“I believe that in not every situation it’s just going to be providence that sheds light on what the truth is. We have to do our part, also. So, in a situation like we have just faced… of being falsely accused of being accessory to murder, I and others need to make sure that we, too, are shedding light on truth so that a lie cannot continue to live. Because if a lie does live, then of course your career is over. Your reputation is thrashed and you will be ineffective in what it is that you are trying to do. So, I will continue to speak out. They’re not going to shut me up. They’re not going to shut you up or Rush or Mark Levin or Tea Party patriots or those who, as I say, respectfully and patriotically petition their government for change. They can’t make us sit down and shut up. And if they ever were to succeed in doing that, our republic will be destroyed.”

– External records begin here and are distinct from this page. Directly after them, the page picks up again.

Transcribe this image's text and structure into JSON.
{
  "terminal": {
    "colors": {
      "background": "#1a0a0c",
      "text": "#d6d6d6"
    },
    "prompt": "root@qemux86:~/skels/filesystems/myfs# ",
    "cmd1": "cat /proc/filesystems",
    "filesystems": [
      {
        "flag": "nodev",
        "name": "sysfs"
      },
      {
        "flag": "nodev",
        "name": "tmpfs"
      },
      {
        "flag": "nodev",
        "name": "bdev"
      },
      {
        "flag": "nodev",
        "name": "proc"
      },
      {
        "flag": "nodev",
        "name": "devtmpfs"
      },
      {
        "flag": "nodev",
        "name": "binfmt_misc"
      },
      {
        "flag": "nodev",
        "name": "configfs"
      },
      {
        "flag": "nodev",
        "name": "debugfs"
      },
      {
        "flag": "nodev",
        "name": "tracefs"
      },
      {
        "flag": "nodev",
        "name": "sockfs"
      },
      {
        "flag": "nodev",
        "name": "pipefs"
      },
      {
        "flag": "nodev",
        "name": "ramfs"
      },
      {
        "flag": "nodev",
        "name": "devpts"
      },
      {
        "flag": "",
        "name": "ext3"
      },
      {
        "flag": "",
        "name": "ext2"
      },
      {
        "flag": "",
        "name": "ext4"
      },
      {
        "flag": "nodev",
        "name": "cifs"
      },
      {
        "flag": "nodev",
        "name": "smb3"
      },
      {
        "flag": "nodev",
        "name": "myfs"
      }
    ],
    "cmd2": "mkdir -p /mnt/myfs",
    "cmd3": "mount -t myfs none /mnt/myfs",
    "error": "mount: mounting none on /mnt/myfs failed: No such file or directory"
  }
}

Part 2: With A Straight Face, Hannity Says “I Really Don’t Hear You Complaining A Lot About (Left-Wing Attacks On Her)

In fact, Palin complained right in her next sentence: “The hypocrisy there is so glaring and the double standards, I mean reminds me that those on the left if it weren’t for their double standards, they’d have no standards. So it’s almost really a waste of time to even address their hypocrisy.”

Part 3 Palin Defends Using The Term “Blood Libel” By Attacking Those Who Were Offended

If Palin had really wanted to look presidential, she would have acknowledged that using the term “blood libel” in her video statement about the massacre may not have been a good choice of words. Instead, she looked pouty, stubborn and petty as she insisted she had done nothing wrong.

“Blood libel obviously means being falsely accused of having blood on your hands. In this case, that’s exactly what was going on.

Well, not quite. The term drips with anti-Semitic echoes not unlike the way lynching does with racial prejudice. The fact that Palin invoked it in the first place showed, at best, a tone deafness. The fact that she doubled down on her belligerence about using it spoke volumes about her character.

The criticism of even the timing of this statement is being used as another diversion. Because I believe there are many on the left, many critics, who don’t want, for instance, Congress to buckle down, get back to work. There’s this trifecta thing going on in our country right now that’s gonna bring America to her knees if Congress doesn’t start addressing the issues at hand (debt, energy and national security)… it’s just much easier, I believe, for critics of a commonsense conservative agenda to distract from the issues at hand…

I think the critics again were using anything that they could gather out of that statement… I appreciated those who understood what it is that I meant, that a group of people being falsely accused of having blood on their hands. That is what blood libel means… That term has been used eons, Sean. So again it was part of that double standard thing and goes back to if it weren’t for those double standards, what standards would they have, I suppose.

As the interview drew to a close, Palin said defiantly, “I’m not gonna sit down. I’m not gonna shut up... For now, I want to join others who are saying, ‘No, peaceful dissent and discussion about ideas, that is what makes America exceptional and we won’t allow that to be stifled by a tragic event that happened in Arizona, one that we should all gather around if you will, to condemn violence, but not allow it to stifle debate in America.’”

Believe me, somewhere in Texas, Karl Rove is licking his chops after watching this interview.